— Extracted information —

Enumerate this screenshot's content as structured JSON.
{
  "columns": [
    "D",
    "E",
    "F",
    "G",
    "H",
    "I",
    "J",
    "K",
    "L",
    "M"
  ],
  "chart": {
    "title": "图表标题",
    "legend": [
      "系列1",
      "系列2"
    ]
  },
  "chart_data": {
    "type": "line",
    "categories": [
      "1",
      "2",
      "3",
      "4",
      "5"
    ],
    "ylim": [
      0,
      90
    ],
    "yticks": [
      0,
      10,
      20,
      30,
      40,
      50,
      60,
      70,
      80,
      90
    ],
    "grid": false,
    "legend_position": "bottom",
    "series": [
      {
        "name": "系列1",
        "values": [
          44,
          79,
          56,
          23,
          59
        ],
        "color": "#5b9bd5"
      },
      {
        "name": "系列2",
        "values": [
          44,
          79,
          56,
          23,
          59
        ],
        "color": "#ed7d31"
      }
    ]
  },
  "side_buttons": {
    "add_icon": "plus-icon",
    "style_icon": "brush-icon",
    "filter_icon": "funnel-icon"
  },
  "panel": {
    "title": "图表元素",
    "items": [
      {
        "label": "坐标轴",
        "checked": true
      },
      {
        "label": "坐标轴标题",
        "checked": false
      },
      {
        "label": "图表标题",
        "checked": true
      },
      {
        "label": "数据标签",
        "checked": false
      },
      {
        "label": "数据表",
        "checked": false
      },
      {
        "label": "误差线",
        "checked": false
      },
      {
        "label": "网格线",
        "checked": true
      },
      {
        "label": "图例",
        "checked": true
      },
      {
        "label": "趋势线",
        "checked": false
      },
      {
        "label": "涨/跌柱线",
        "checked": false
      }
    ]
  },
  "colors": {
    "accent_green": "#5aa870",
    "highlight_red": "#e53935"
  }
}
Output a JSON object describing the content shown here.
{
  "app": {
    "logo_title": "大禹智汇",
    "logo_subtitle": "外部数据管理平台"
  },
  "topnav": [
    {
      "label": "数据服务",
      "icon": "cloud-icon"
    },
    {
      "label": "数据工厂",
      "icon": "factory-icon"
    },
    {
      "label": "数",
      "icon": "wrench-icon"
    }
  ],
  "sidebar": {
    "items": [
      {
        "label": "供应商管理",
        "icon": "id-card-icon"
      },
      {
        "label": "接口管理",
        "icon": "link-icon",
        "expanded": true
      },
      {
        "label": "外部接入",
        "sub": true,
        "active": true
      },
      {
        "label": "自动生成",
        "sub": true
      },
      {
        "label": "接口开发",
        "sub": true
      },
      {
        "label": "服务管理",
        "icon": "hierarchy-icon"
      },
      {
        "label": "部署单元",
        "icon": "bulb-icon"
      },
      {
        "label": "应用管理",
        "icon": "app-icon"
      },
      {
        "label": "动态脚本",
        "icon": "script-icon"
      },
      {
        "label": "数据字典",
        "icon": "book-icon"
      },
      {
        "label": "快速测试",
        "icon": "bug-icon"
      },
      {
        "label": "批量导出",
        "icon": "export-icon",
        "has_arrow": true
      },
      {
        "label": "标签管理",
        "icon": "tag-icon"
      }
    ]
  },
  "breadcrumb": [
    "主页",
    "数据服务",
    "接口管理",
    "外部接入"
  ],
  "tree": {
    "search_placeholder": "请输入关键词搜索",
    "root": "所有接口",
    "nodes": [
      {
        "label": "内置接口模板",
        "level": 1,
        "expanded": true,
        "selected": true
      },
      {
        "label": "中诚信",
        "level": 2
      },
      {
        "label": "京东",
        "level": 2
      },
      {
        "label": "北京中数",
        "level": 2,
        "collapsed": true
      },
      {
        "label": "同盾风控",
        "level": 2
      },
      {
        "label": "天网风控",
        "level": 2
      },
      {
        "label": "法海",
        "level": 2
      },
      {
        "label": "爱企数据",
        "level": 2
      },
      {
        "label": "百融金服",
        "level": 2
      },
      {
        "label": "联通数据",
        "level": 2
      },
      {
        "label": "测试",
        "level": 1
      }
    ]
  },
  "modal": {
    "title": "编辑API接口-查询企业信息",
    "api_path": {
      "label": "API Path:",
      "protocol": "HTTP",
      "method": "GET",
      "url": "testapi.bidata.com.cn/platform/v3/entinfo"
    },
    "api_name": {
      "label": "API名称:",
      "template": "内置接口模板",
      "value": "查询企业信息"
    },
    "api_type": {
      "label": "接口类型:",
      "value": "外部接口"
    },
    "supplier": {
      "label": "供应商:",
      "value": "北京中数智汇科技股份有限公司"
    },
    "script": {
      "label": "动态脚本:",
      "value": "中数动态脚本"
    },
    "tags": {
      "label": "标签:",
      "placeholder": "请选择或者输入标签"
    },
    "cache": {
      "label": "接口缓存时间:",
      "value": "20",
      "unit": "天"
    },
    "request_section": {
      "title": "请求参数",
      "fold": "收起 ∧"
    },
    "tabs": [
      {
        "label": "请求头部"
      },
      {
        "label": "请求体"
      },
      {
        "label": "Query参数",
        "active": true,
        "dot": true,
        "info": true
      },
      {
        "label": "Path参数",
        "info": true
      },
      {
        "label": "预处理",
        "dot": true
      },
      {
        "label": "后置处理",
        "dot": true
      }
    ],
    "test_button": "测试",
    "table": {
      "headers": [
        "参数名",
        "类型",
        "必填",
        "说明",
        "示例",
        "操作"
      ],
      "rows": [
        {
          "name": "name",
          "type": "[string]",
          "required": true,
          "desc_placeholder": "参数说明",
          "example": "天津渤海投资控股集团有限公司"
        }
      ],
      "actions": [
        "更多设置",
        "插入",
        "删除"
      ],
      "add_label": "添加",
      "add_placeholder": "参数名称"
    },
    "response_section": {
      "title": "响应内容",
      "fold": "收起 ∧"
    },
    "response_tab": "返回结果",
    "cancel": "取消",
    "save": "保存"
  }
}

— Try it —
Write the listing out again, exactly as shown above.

— Response box —
Enumerate this screenshot's content as structured JSON.
{
  "columns": [
    "D",
    "E",
    "F",
    "G",
    "H",
    "I",
    "J",
    "K",
    "L",
    "M"
  ],
  "chart": {
    "title": "图表标题",
    "legend": [
      "系列1",
      "系列2"
    ]
  },
  "chart_data": {
    "type": "line",
    "categories": [
      "1",
      "2",
      "3",
      "4",
      "5"
    ],
    "ylim": [
      0,
      90
    ],
    "yticks": [
      0,
      10,
      20,
      30,
      40,
      50,
      60,
      70,
      80,
      90
    ],
    "grid": false,
    "legend_position": "bottom",
    "series": [
      {
        "name": "系列1",
        "values": [
          44,
          79,
          56,
          23,
          59
        ],
        "color": "#5b9bd5"
      },
      {
        "name": "系列2",
        "values": [
          44,
          79,
          56,
          23,
          59
        ],
        "color": "#ed7d31"
      }
    ]
  },
  "side_buttons": {
    "add_icon": "plus-icon",
    "style_icon": "brush-icon",
    "filter_icon": "funnel-icon"
  },
  "panel": {
    "title": "图表元素",
    "items": [
      {
        "label": "坐标轴",
        "checked": true
      },
      {
        "label": "坐标轴标题",
        "checked": false
      },
      {
        "label": "图表标题",
        "checked": true
      },
      {
        "label": "数据标签",
        "checked": false
      },
      {
        "label": "数据表",
        "checked": false
      },
      {
        "label": "误差线",
        "checked": false
      },
      {
        "label": "网格线",
        "checked": true
      },
      {
        "label": "图例",
        "checked": true
      },
      {
        "label": "趋势线",
        "checked": false
      },
      {
        "label": "涨/跌柱线",
        "checked": false
      }
    ]
  },
  "colors": {
    "accent_green": "#5aa870",
    "highlight_red": "#e53935"
  }
}
Output a JSON object describing the content shown here.
{
  "app": {
    "logo_title": "大禹智汇",
    "logo_subtitle": "外部数据管理平台"
  },
  "topnav": [
    {
      "label": "数据服务",
      "icon": "cloud-icon"
    },
    {
      "label": "数据工厂",
      "icon": "factory-icon"
    },
    {
      "label": "数",
      "icon": "wrench-icon"
    }
  ],
  "sidebar": {
    "items": [
      {
        "label": "供应商管理",
        "icon": "id-card-icon"
      },
      {
        "label": "接口管理",
        "icon": "link-icon",
        "expanded": true
      },
      {
        "label": "外部接入",
        "sub": true,
        "active": true
      },
      {
        "label": "自动生成",
        "sub": true
      },
      {
        "label": "接口开发",
        "sub": true
      },
      {
        "label": "服务管理",
        "icon": "hierarchy-icon"
      },
      {
        "label": "部署单元",
        "icon": "bulb-icon"
      },
      {
        "label": "应用管理",
        "icon": "app-icon"
      },
      {
        "label": "动态脚本",
        "icon": "script-icon"
      },
      {
        "label": "数据字典",
        "icon": "book-icon"
      },
      {
        "label": "快速测试",
        "icon": "bug-icon"
      },
      {
        "label": "批量导出",
        "icon": "export-icon",
        "has_arrow": true
      },
      {
        "label": "标签管理",
        "icon": "tag-icon"
      }
    ]
  },
  "breadcrumb": [
    "主页",
    "数据服务",
    "接口管理",
    "外部接入"
  ],
  "tree": {
    "search_placeholder": "请输入关键词搜索",
    "root": "所有接口",
    "nodes": [
      {
        "label": "内置接口模板",
        "level": 1,
        "expanded": true,
        "selected": true
      },
      {
        "label": "中诚信",
        "level": 2
      },
      {
        "label": "京东",
        "level": 2
      },
      {
        "label": "北京中数",
        "level": 2,
        "collapsed": true
      },
      {
        "label": "同盾风控",
        "level": 2
      },
      {
        "label": "天网风控",
        "level": 2
      },
      {
        "label": "法海",
        "level": 2
      },
      {
        "label": "爱企数据",
        "level": 2
      },
      {
        "label": "百融金服",
        "level": 2
      },
      {
        "label": "联通数据",
        "level": 2
      },
      {
        "label": "测试",
        "level": 1
      }
    ]
  },
  "modal": {
    "title": "编辑API接口-查询企业信息",
    "api_path": {
      "label": "API Path:",
      "protocol": "HTTP",
      "method": "GET",
      "url": "testapi.bidata.com.cn/platform/v3/entinfo"
    },
    "api_name": {
      "label": "API名称:",
      "template": "内置接口模板",
      "value": "查询企业信息"
    },
    "api_type": {
      "label": "接口类型:",
      "value": "外部接口"
    },
    "supplier": {
      "label": "供应商:",
      "value": "北京中数智汇科技股份有限公司"
    },
    "script": {
      "label": "动态脚本:",
      "value": "中数动态脚本"
    },
    "tags": {
      "label": "标签:",
      "placeholder": "请选择或者输入标签"
    },
    "cache": {
      "label": "接口缓存时间:",
      "value": "20",
      "unit": "天"
    },
    "request_section": {
      "title": "请求参数",
      "fold": "收起 ∧"
    },
    "tabs": [
      {
        "label": "请求头部"
      },
      {
        "label": "请求体"
      },
      {
        "label": "Query参数",
        "active": true,
        "dot": true,
        "info": true
      },
      {
        "label": "Path参数",
        "info": true
      },
      {
        "label": "预处理",
        "dot": true
      },
      {
        "label": "后置处理",
        "dot": true
      }
    ],
    "test_button": "测试",
    "table": {
      "headers": [
        "参数名",
        "类型",
        "必填",
        "说明",
        "示例",
        "操作"
      ],
      "rows": [
        {
          "name": "name",
          "type": "[string]",
          "required": true,
          "desc_placeholder": "参数说明",
          "example": "天津渤海投资控股集团有限公司"
        }
      ],
      "actions": [
        "更多设置",
        "插入",
        "删除"
      ],
      "add_label": "添加",
      "add_placeholder": "参数名称"
    },
    "response_section": {
      "title": "响应内容",
      "fold": "收起 ∧"
    },
    "response_tab": "返回结果",
    "cancel": "取消",
    "save": "保存"
  }
}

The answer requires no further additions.